::: SUPPLIED INFORMATION :::
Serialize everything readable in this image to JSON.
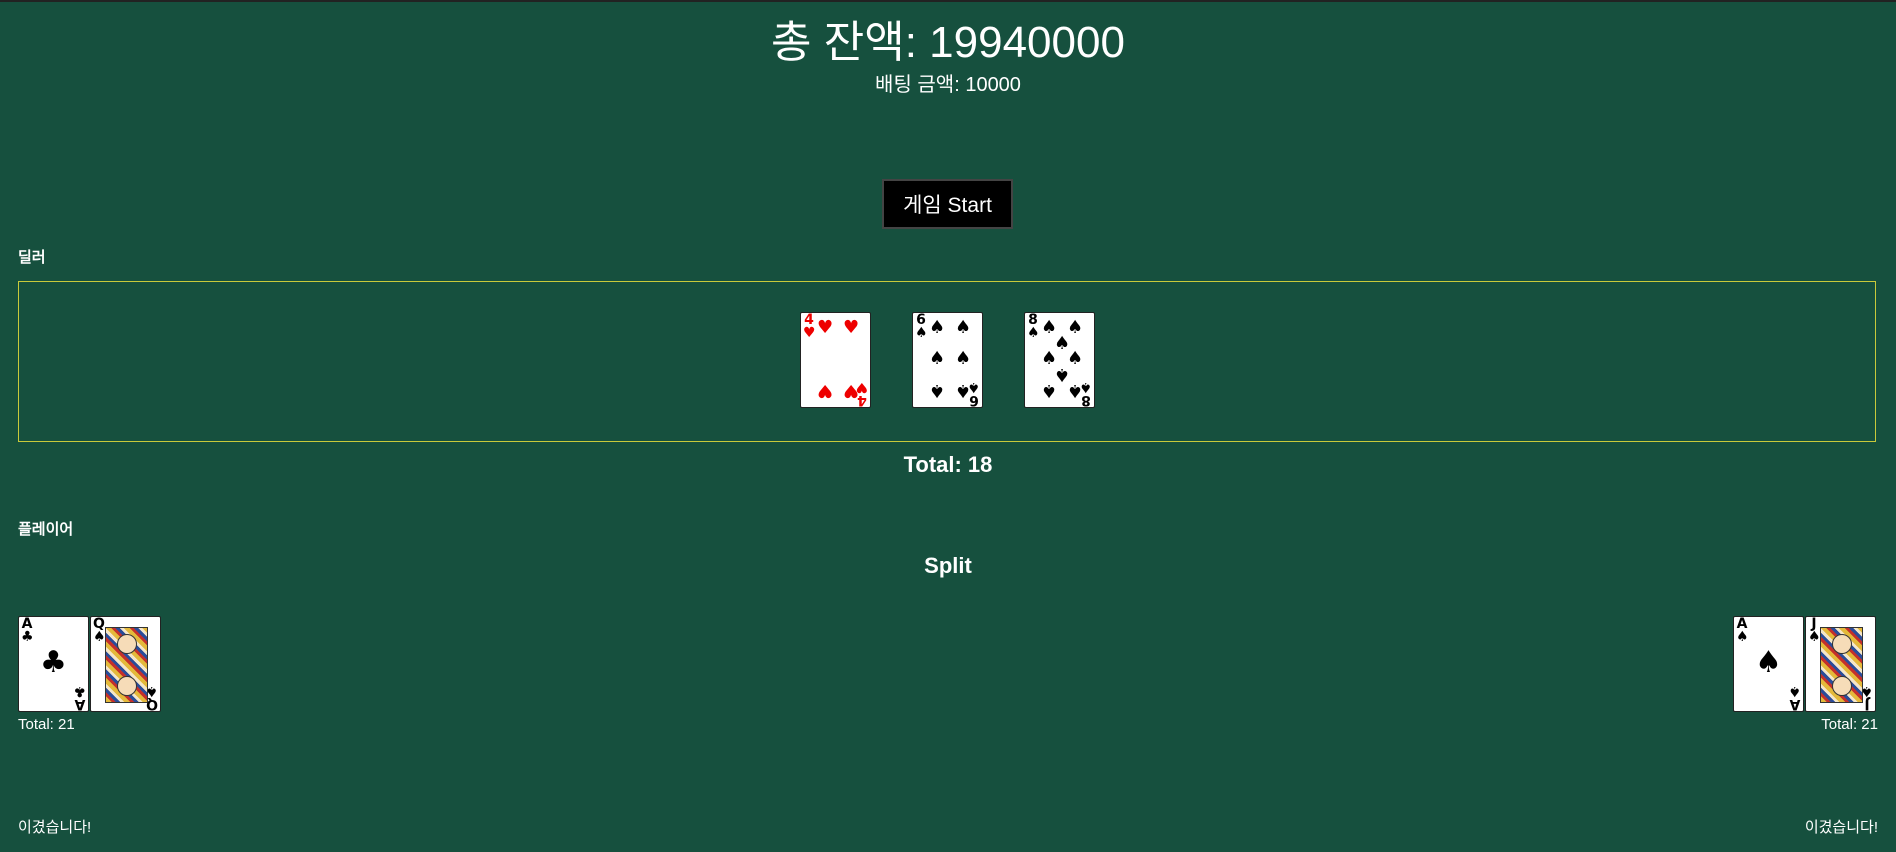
{
  "header": {
    "balance": "총 잔액: 19940000",
    "bet": "배팅 금액: 10000"
  },
  "controls": {
    "start_label": "게임 Start"
  },
  "dealer": {
    "label": "딜러",
    "cards": [
      {
        "rank": "4",
        "suit": "♥"
      },
      {
        "rank": "6",
        "suit": "♠"
      },
      {
        "rank": "8",
        "suit": "♠"
      }
    ],
    "total": "Total: 18"
  },
  "player": {
    "label": "플레이어",
    "split_title": "Split",
    "hands": [
      {
        "cards": [
          {
            "rank": "A",
            "suit": "♣"
          },
          {
            "rank": "Q",
            "suit": "♠"
          }
        ],
        "total": "Total: 21",
        "result": "이겼습니다!"
      },
      {
        "cards": [
          {
            "rank": "A",
            "suit": "♠"
          },
          {
            "rank": "J",
            "suit": "♠"
          }
        ],
        "total": "Total: 21",
        "result": "이겼습니다!"
      }
    ]
  }
}
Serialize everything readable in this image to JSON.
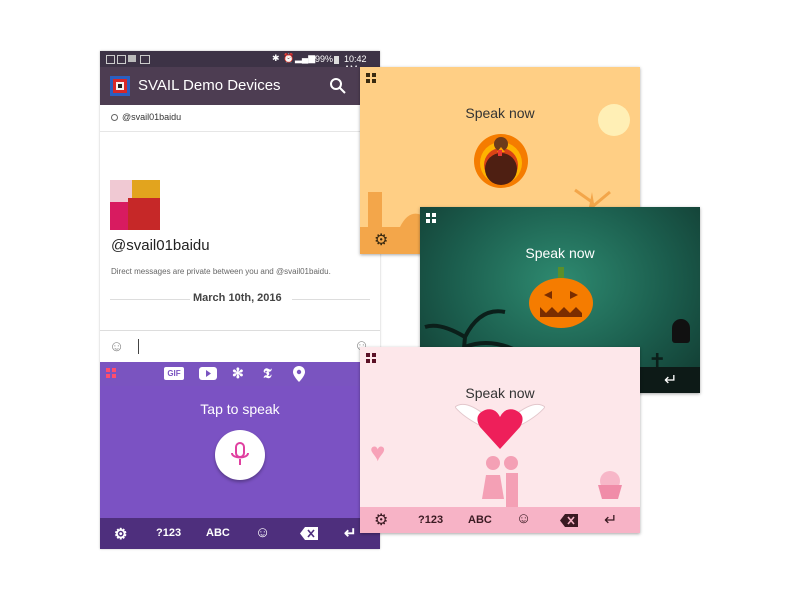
{
  "status_bar": {
    "battery": "99%",
    "time": "10:42 AM"
  },
  "app_bar": {
    "title": "SVAIL Demo Devices"
  },
  "channel_row": {
    "handle": "@svail01baidu"
  },
  "profile": {
    "name": "@svail01baidu",
    "dm_notice": "Direct messages are private between you and @svail01baidu.",
    "date": "March 10th, 2016"
  },
  "purple_keyboard": {
    "top_icons": [
      "grid-icon",
      "gif-icon",
      "youtube-icon",
      "yelp-icon",
      "nytimes-icon",
      "location-pin-icon"
    ],
    "gif_label": "GIF",
    "nyt_label": "𝕿",
    "prompt": "Tap to speak",
    "bottom": {
      "num_label": "?123",
      "abc_label": "ABC"
    },
    "colors": {
      "top": "#7a54c0",
      "main": "#7b52c3",
      "bottom": "#4e2f7d"
    }
  },
  "thanksgiving_card": {
    "prompt": "Speak now",
    "background": "#ffcf85"
  },
  "halloween_card": {
    "prompt": "Speak now",
    "background": "#1f6e5c"
  },
  "valentine_card": {
    "prompt": "Speak now",
    "background": "#fde7ea",
    "bottom": {
      "num_label": "?123",
      "abc_label": "ABC"
    }
  }
}
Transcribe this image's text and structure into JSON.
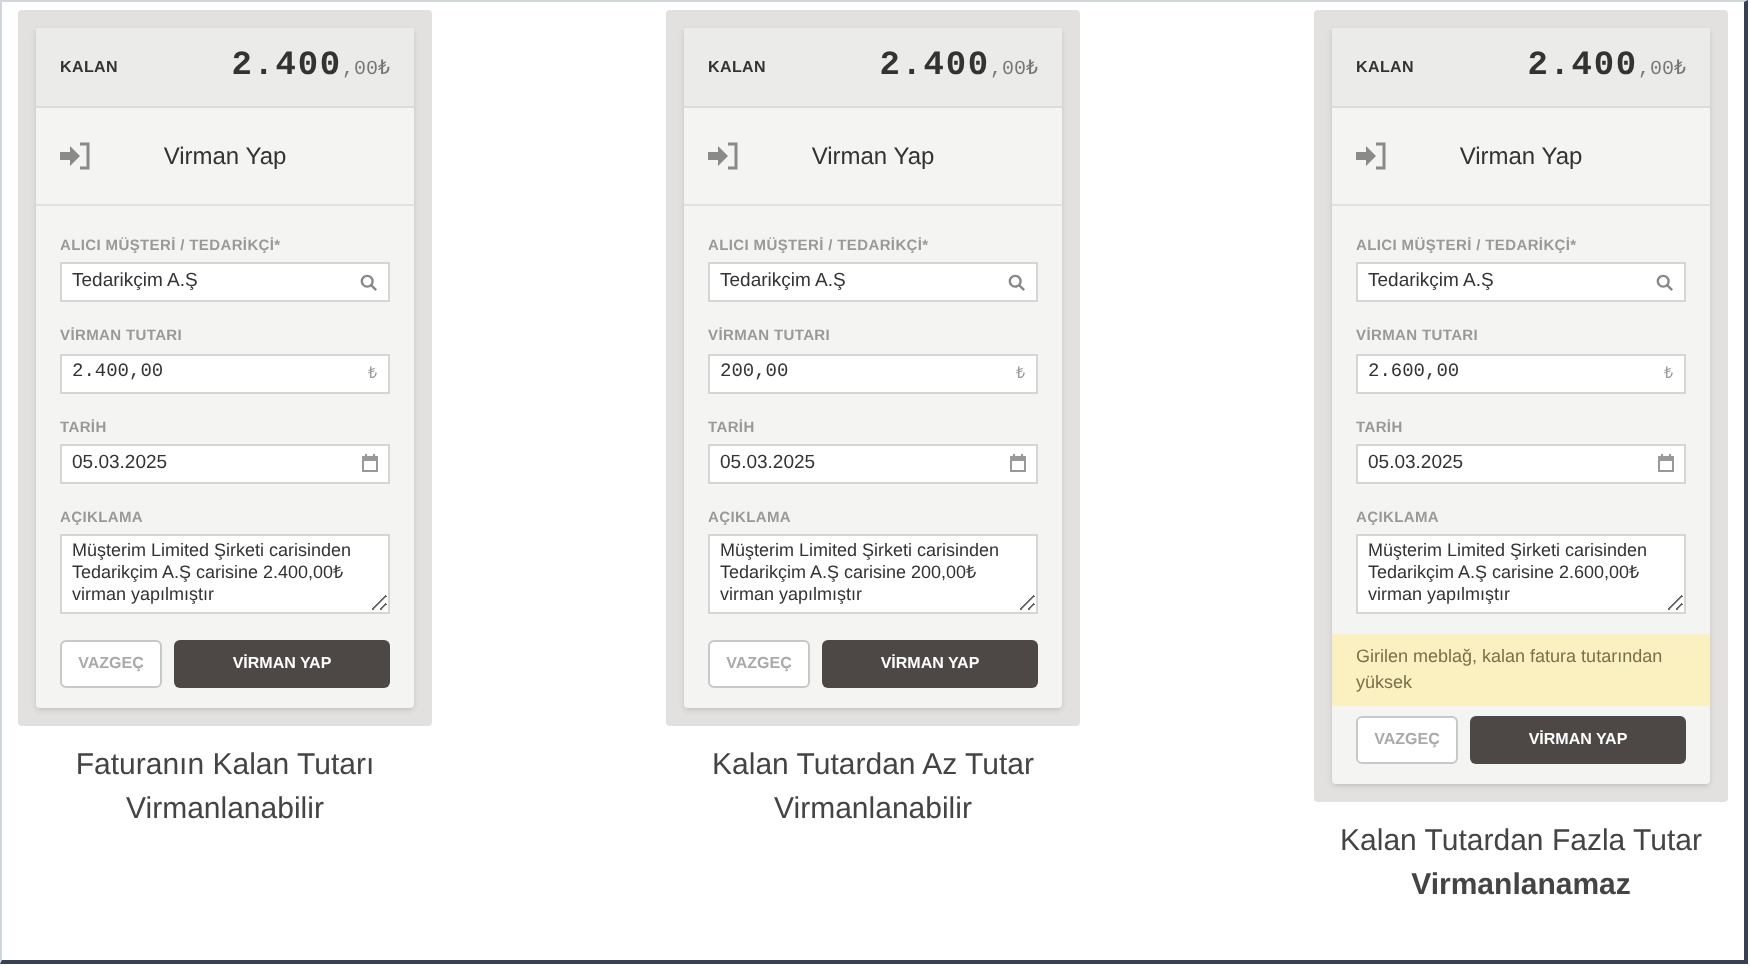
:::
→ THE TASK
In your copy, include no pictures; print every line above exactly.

→ ANSWER TO THIS PROBLEM
Serialize everything readable in this image to JSON.
{
  "header": {
    "balance": "총 잔액: 19940000",
    "bet": "배팅 금액: 10000"
  },
  "controls": {
    "start_label": "게임 Start"
  },
  "dealer": {
    "label": "딜러",
    "cards": [
      {
        "rank": "4",
        "suit": "♥"
      },
      {
        "rank": "6",
        "suit": "♠"
      },
      {
        "rank": "8",
        "suit": "♠"
      }
    ],
    "total": "Total: 18"
  },
  "player": {
    "label": "플레이어",
    "split_title": "Split",
    "hands": [
      {
        "cards": [
          {
            "rank": "A",
            "suit": "♣"
          },
          {
            "rank": "Q",
            "suit": "♠"
          }
        ],
        "total": "Total: 21",
        "result": "이겼습니다!"
      },
      {
        "cards": [
          {
            "rank": "A",
            "suit": "♠"
          },
          {
            "rank": "J",
            "suit": "♠"
          }
        ],
        "total": "Total: 21",
        "result": "이겼습니다!"
      }
    ]
  }
}
Serialize everything readable in this image to JSON.
{
  "status_bar": {
    "battery": "99%",
    "time": "10:42 AM"
  },
  "app_bar": {
    "title": "SVAIL Demo Devices"
  },
  "channel_row": {
    "handle": "@svail01baidu"
  },
  "profile": {
    "name": "@svail01baidu",
    "dm_notice": "Direct messages are private between you and @svail01baidu.",
    "date": "March 10th, 2016"
  },
  "purple_keyboard": {
    "top_icons": [
      "grid-icon",
      "gif-icon",
      "youtube-icon",
      "yelp-icon",
      "nytimes-icon",
      "location-pin-icon"
    ],
    "gif_label": "GIF",
    "nyt_label": "𝕿",
    "prompt": "Tap to speak",
    "bottom": {
      "num_label": "?123",
      "abc_label": "ABC"
    },
    "colors": {
      "top": "#7a54c0",
      "main": "#7b52c3",
      "bottom": "#4e2f7d"
    }
  },
  "thanksgiving_card": {
    "prompt": "Speak now",
    "background": "#ffcf85"
  },
  "halloween_card": {
    "prompt": "Speak now",
    "background": "#1f6e5c"
  },
  "valentine_card": {
    "prompt": "Speak now",
    "background": "#fde7ea",
    "bottom": {
      "num_label": "?123",
      "abc_label": "ABC"
    }
  }
}
Transcribe this image's text and structure into JSON.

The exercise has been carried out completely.